TASK: Quote the entries word for word. Omit the pictures.

SUPPLIED RECORDS:
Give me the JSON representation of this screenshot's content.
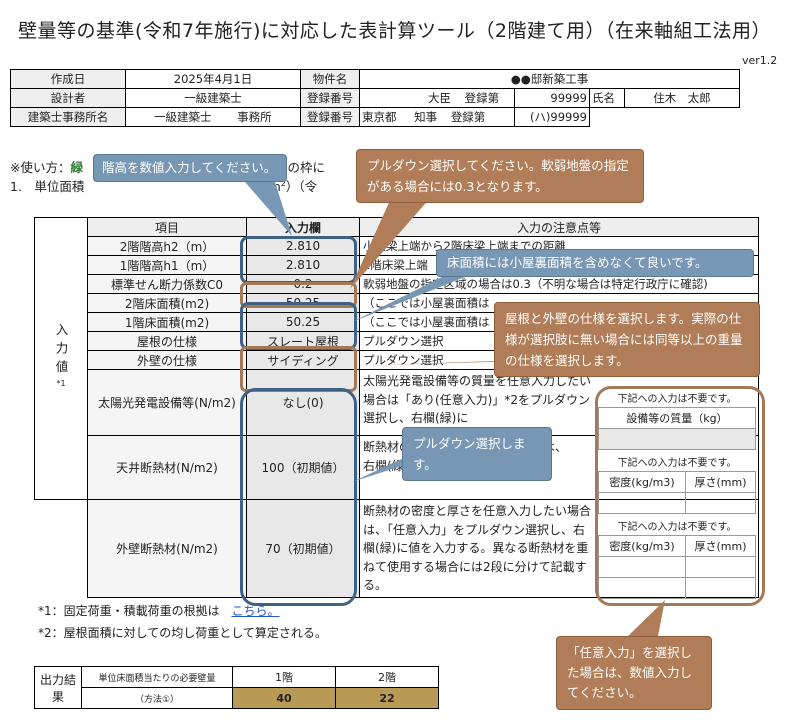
{
  "title": "壁量等の基準(令和7年施行)に対応した表計算ツール（2階建て用）（在来軸組工法用）",
  "version": "ver1.2",
  "info": {
    "created_label": "作成日",
    "created_value": "2025年4月1日",
    "property_label": "物件名",
    "property_value": "●●邸新築工事",
    "designer_label": "設計者",
    "designer_value": "一級建築士",
    "reg_label": "登録番号",
    "reg_minister": "大臣",
    "reg_text": "登録第",
    "reg_no": "99999",
    "name_label": "氏名",
    "name_value": "住木　太郎",
    "office_label": "建築士事務所名",
    "office_value": "一級建築士",
    "office_suffix": "事務所",
    "reg_label2": "登録番号",
    "pref": "東京都",
    "governor": "知事",
    "reg_text2": "登録第",
    "reg_no2": "(ハ)99999"
  },
  "notes": {
    "usage_prefix": "※使い方：",
    "usage_green": "緑",
    "usage_suffix": "ジの枠に",
    "line1_prefix": "1.　単位面積",
    "line1_mid": "/m",
    "line1_sup": "2",
    "line1_suffix": "）（令",
    "line1_end": "王）"
  },
  "table": {
    "h_item": "項目",
    "h_input": "入力欄",
    "h_notes": "入力の注意点等",
    "side_label": "入力値",
    "side_sup": "*1",
    "rows": [
      {
        "label": "2階階高h2（m）",
        "value": "2.810",
        "note": "小屋梁上端から2階床梁上端までの距離"
      },
      {
        "label": "1階階高h1（m）",
        "value": "2.810",
        "note": "2階床梁上端"
      },
      {
        "label": "標準せん断力係数C0",
        "value": "0.2",
        "note": "軟弱地盤の指定区域の場合は0.3（不明な場合は特定行政庁に確認)"
      },
      {
        "label": "2階床面積(m2)",
        "value": "50.25",
        "note": "（ここでは小屋裏面積は"
      },
      {
        "label": "1階床面積(m2)",
        "value": "50.25",
        "note": "（ここでは小屋裏面積は"
      },
      {
        "label": "屋根の仕様",
        "value": "スレート屋根",
        "note": "プルダウン選択"
      },
      {
        "label": "外壁の仕様",
        "value": "サイディング",
        "note": "プルダウン選択"
      }
    ],
    "solar_label": "太陽光発電設備等(N/m2)",
    "solar_value": "なし(0)",
    "solar_note": "太陽光発電設備等の質量を任意入力したい場合は「あり(任意入力)」*2をプルダウン選択し、右欄(緑)に",
    "ceiling_label": "天井断熱材(N/m2)",
    "ceiling_value": "100（初期値）",
    "ceiling_note": "断熱材の　　　　　　　たい場合は、　　　　　　　右欄(緑)に値を入力する。",
    "wall_label": "外壁断熱材(N/m2)",
    "wall_value": "70（初期値）",
    "wall_note": "断熱材の密度と厚さを任意入力したい場合は、「任意入力」をプルダウン選択し、右欄(緑)に値を入力する。異なる断熱材を重ねて使用する場合には2段に分けて記載する。",
    "sub_note": "下記への入力は不要です。",
    "mass_header": "設備等の質量（kg）",
    "density_header": "密度(kg/m3)",
    "thick_header": "厚さ(mm)"
  },
  "footnotes": {
    "f1": "*1：固定荷重・積載荷重の根拠は",
    "f1_link": "こちら。",
    "f2": "*2：屋根面積に対しての均し荷重として算定される。"
  },
  "output": {
    "label": "出力結果",
    "desc1": "単位床面積当たりの必要壁量",
    "desc2": "（方法①）",
    "floor1_label": "1階",
    "floor2_label": "2階",
    "floor1_value": "40",
    "floor2_value": "22"
  },
  "callouts": {
    "height": "階高を数値入力してください。",
    "pulldown_soil": "プルダウン選択してください。軟弱地盤の指定がある場合には0.3となります。",
    "floor_area": "床面積には小屋裏面積を含めなくて良いです。",
    "roof_wall": "屋根と外壁の仕様を選択します。実際の仕様が選択肢に無い場合には同等以上の重量の仕様を選択します。",
    "pulldown": "プルダウン選択します。",
    "arbitrary": "「任意入力」を選択した場合は、数値入力してください。"
  }
}
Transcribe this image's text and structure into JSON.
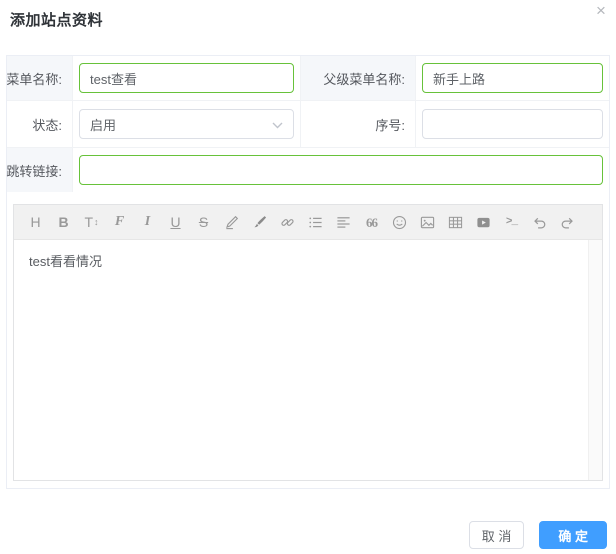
{
  "dialog": {
    "title": "添加站点资料",
    "close_glyph": "×"
  },
  "form": {
    "fields": {
      "menu_name": {
        "label": "菜单名称:",
        "value": "test查看"
      },
      "parent_menu": {
        "label": "父级菜单名称:",
        "value": "新手上路"
      },
      "status": {
        "label": "状态:",
        "value": "启用"
      },
      "sort_order": {
        "label": "序号:",
        "value": ""
      },
      "jump_link": {
        "label": "跳转链接:",
        "value": ""
      }
    }
  },
  "editor": {
    "content": "test看看情况",
    "toolbar": [
      {
        "name": "heading",
        "glyph": "H"
      },
      {
        "name": "bold",
        "glyph": "B"
      },
      {
        "name": "font-size",
        "glyph": "T",
        "glyph2": "↕"
      },
      {
        "name": "font-family",
        "glyph": "F"
      },
      {
        "name": "italic",
        "glyph": "I"
      },
      {
        "name": "underline",
        "glyph": "U"
      },
      {
        "name": "strikethrough",
        "glyph": "S"
      },
      {
        "name": "highlight-pen"
      },
      {
        "name": "text-color-brush"
      },
      {
        "name": "link"
      },
      {
        "name": "unordered-list"
      },
      {
        "name": "justify"
      },
      {
        "name": "quote",
        "glyph": "66"
      },
      {
        "name": "emoticon"
      },
      {
        "name": "image"
      },
      {
        "name": "table"
      },
      {
        "name": "video"
      },
      {
        "name": "code",
        "glyph": ">_"
      },
      {
        "name": "undo"
      },
      {
        "name": "redo"
      }
    ]
  },
  "footer": {
    "cancel_label": "取 消",
    "confirm_label": "确 定"
  },
  "colors": {
    "accent_green": "#67c23a",
    "primary_blue": "#409eff",
    "label_bg": "#f5f7fa",
    "toolbar_bg": "#f1f1f1",
    "border_gray": "#dcdfe6"
  }
}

YOUR RESPONSE:
Give me the JSON representation of this screenshot's content.
{
  "title": "壁量等の基準(令和7年施行)に対応した表計算ツール（2階建て用）（在来軸組工法用）",
  "version": "ver1.2",
  "info": {
    "created_label": "作成日",
    "created_value": "2025年4月1日",
    "property_label": "物件名",
    "property_value": "●●邸新築工事",
    "designer_label": "設計者",
    "designer_value": "一級建築士",
    "reg_label": "登録番号",
    "reg_minister": "大臣",
    "reg_text": "登録第",
    "reg_no": "99999",
    "name_label": "氏名",
    "name_value": "住木　太郎",
    "office_label": "建築士事務所名",
    "office_value": "一級建築士",
    "office_suffix": "事務所",
    "reg_label2": "登録番号",
    "pref": "東京都",
    "governor": "知事",
    "reg_text2": "登録第",
    "reg_no2": "(ハ)99999"
  },
  "notes": {
    "usage_prefix": "※使い方：",
    "usage_green": "緑",
    "usage_suffix": "ジの枠に",
    "line1_prefix": "1.　単位面積",
    "line1_mid": "/m",
    "line1_sup": "2",
    "line1_suffix": "）（令",
    "line1_end": "王）"
  },
  "table": {
    "h_item": "項目",
    "h_input": "入力欄",
    "h_notes": "入力の注意点等",
    "side_label": "入力値",
    "side_sup": "*1",
    "rows": [
      {
        "label": "2階階高h2（m）",
        "value": "2.810",
        "note": "小屋梁上端から2階床梁上端までの距離"
      },
      {
        "label": "1階階高h1（m）",
        "value": "2.810",
        "note": "2階床梁上端"
      },
      {
        "label": "標準せん断力係数C0",
        "value": "0.2",
        "note": "軟弱地盤の指定区域の場合は0.3（不明な場合は特定行政庁に確認)"
      },
      {
        "label": "2階床面積(m2)",
        "value": "50.25",
        "note": "（ここでは小屋裏面積は"
      },
      {
        "label": "1階床面積(m2)",
        "value": "50.25",
        "note": "（ここでは小屋裏面積は"
      },
      {
        "label": "屋根の仕様",
        "value": "スレート屋根",
        "note": "プルダウン選択"
      },
      {
        "label": "外壁の仕様",
        "value": "サイディング",
        "note": "プルダウン選択"
      }
    ],
    "solar_label": "太陽光発電設備等(N/m2)",
    "solar_value": "なし(0)",
    "solar_note": "太陽光発電設備等の質量を任意入力したい場合は「あり(任意入力)」*2をプルダウン選択し、右欄(緑)に",
    "ceiling_label": "天井断熱材(N/m2)",
    "ceiling_value": "100（初期値）",
    "ceiling_note": "断熱材の　　　　　　　たい場合は、　　　　　　　右欄(緑)に値を入力する。",
    "wall_label": "外壁断熱材(N/m2)",
    "wall_value": "70（初期値）",
    "wall_note": "断熱材の密度と厚さを任意入力したい場合は、「任意入力」をプルダウン選択し、右欄(緑)に値を入力する。異なる断熱材を重ねて使用する場合には2段に分けて記載する。",
    "sub_note": "下記への入力は不要です。",
    "mass_header": "設備等の質量（kg）",
    "density_header": "密度(kg/m3)",
    "thick_header": "厚さ(mm)"
  },
  "footnotes": {
    "f1": "*1：固定荷重・積載荷重の根拠は",
    "f1_link": "こちら。",
    "f2": "*2：屋根面積に対しての均し荷重として算定される。"
  },
  "output": {
    "label": "出力結果",
    "desc1": "単位床面積当たりの必要壁量",
    "desc2": "（方法①）",
    "floor1_label": "1階",
    "floor2_label": "2階",
    "floor1_value": "40",
    "floor2_value": "22"
  },
  "callouts": {
    "height": "階高を数値入力してください。",
    "pulldown_soil": "プルダウン選択してください。軟弱地盤の指定がある場合には0.3となります。",
    "floor_area": "床面積には小屋裏面積を含めなくて良いです。",
    "roof_wall": "屋根と外壁の仕様を選択します。実際の仕様が選択肢に無い場合には同等以上の重量の仕様を選択します。",
    "pulldown": "プルダウン選択します。",
    "arbitrary": "「任意入力」を選択した場合は、数値入力してください。"
  }
}
Transcribe this image's text and structure into JSON.
{
  "dialog": {
    "title": "添加站点资料",
    "close_glyph": "×"
  },
  "form": {
    "fields": {
      "menu_name": {
        "label": "菜单名称:",
        "value": "test查看"
      },
      "parent_menu": {
        "label": "父级菜单名称:",
        "value": "新手上路"
      },
      "status": {
        "label": "状态:",
        "value": "启用"
      },
      "sort_order": {
        "label": "序号:",
        "value": ""
      },
      "jump_link": {
        "label": "跳转链接:",
        "value": ""
      }
    }
  },
  "editor": {
    "content": "test看看情况",
    "toolbar": [
      {
        "name": "heading",
        "glyph": "H"
      },
      {
        "name": "bold",
        "glyph": "B"
      },
      {
        "name": "font-size",
        "glyph": "T",
        "glyph2": "↕"
      },
      {
        "name": "font-family",
        "glyph": "F"
      },
      {
        "name": "italic",
        "glyph": "I"
      },
      {
        "name": "underline",
        "glyph": "U"
      },
      {
        "name": "strikethrough",
        "glyph": "S"
      },
      {
        "name": "highlight-pen"
      },
      {
        "name": "text-color-brush"
      },
      {
        "name": "link"
      },
      {
        "name": "unordered-list"
      },
      {
        "name": "justify"
      },
      {
        "name": "quote",
        "glyph": "66"
      },
      {
        "name": "emoticon"
      },
      {
        "name": "image"
      },
      {
        "name": "table"
      },
      {
        "name": "video"
      },
      {
        "name": "code",
        "glyph": ">_"
      },
      {
        "name": "undo"
      },
      {
        "name": "redo"
      }
    ]
  },
  "footer": {
    "cancel_label": "取 消",
    "confirm_label": "确 定"
  },
  "colors": {
    "accent_green": "#67c23a",
    "primary_blue": "#409eff",
    "label_bg": "#f5f7fa",
    "toolbar_bg": "#f1f1f1",
    "border_gray": "#dcdfe6"
  }
}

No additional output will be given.